"We mainly use organic manure made from cow dung and compost – a mixture of ingredients used as plant fertiliser – to improve the land fertility. Chemical fertilisers are also applied but in small amounts, thereby reducing our production cost by one-fourth," he added.
"I started selling cauliflowers at the beginning of December. Initially, the wholesale price was Tk32 per kg. The total cost of production was Tk50,900 and I expect to earn Tk1,80,000 just by selling cauliflower," Matiur Rahman added.
Dr Nomita Halder, managing director of PKSF, said, "We train farmers and encourage them to produce safe vegetables using vermicompost, manure, and Trico-compost."
"We lean towards organic farming but chemical fertilisers (about 10%) have to be applied in small amounts in order to boost production," she added.

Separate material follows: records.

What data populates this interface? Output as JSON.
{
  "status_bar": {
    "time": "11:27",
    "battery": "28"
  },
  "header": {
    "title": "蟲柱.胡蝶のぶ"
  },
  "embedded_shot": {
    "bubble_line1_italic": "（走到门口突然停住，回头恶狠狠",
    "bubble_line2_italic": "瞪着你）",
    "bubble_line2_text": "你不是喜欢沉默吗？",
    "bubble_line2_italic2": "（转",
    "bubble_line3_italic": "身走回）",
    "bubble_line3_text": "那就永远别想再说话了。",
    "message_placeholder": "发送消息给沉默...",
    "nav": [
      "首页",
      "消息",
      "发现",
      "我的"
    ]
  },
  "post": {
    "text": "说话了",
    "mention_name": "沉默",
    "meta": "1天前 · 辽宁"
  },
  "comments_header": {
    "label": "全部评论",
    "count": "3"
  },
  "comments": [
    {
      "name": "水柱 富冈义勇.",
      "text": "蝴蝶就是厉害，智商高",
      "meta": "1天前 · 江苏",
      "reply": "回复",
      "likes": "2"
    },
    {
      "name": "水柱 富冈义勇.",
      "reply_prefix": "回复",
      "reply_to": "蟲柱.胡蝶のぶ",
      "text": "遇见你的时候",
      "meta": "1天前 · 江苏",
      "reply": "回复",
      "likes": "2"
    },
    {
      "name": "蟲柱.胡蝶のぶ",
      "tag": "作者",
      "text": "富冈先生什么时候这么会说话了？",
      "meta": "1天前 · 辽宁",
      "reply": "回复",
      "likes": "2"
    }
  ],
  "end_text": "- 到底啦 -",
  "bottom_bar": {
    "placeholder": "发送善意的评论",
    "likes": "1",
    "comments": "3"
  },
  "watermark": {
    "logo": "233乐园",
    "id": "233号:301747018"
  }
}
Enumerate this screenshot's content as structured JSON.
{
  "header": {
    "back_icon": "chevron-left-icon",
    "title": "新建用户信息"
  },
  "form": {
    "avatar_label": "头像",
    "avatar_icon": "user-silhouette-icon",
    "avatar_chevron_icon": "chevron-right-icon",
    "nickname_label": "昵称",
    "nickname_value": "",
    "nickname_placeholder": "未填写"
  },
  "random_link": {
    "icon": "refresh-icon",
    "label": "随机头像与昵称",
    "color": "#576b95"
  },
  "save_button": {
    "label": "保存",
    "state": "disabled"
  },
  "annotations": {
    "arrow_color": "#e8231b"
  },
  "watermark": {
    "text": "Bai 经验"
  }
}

According to the Naria Unnayan Samity (Nusa), this cultivation process keeps the environment safe. There is no need to use pesticides, so the farmer does not suffer from respiratory or other diseases.
Farmers in 92 upazilas have come under the programme so far by cultivating vegetables in 2,415 clusters. The PKSF has set up 27 sales centres to aid marketing.
Dr Sharif Ahmed Chowdhury, general manager of PKSF, told TBS, "Farmers often make their own sales centres but in some cases, we set up centres for them so that wholesalers can buy directly from there. We also have plans to set up cold storage to store vegetables."
"Aside from providing financial, technical and legal support to farmers, we have trained about 1147 farmers across the country. Growing safe vegetables is not ecologically safe but also saves farmers 10% of costs in production," he said.
"We are assisted by the Agriculture Extension Officers of the Department of Agricultural Extension. They inspect the field and certify the production process. They also determine the amount of fertiliser and organic contents that need to be used. We call it safe vegetable cultivation as the method is safe," Sharif Ahmed added.
Shariatpur Development Society (SDS) has long been encouraging farmers to grow safe vegetables in Zajira upazila with the funding of PKSF. Alongside Satkhira, this method was also introduced in this area in the fiscal year 2013-14 with only three farmers willing to participate.
At present, 85 farmers in the area are cultivating bitter gourd, gourd, brinjal, sponge gourd, and snake gourd on about 30 acres of land under the supervision of SDS.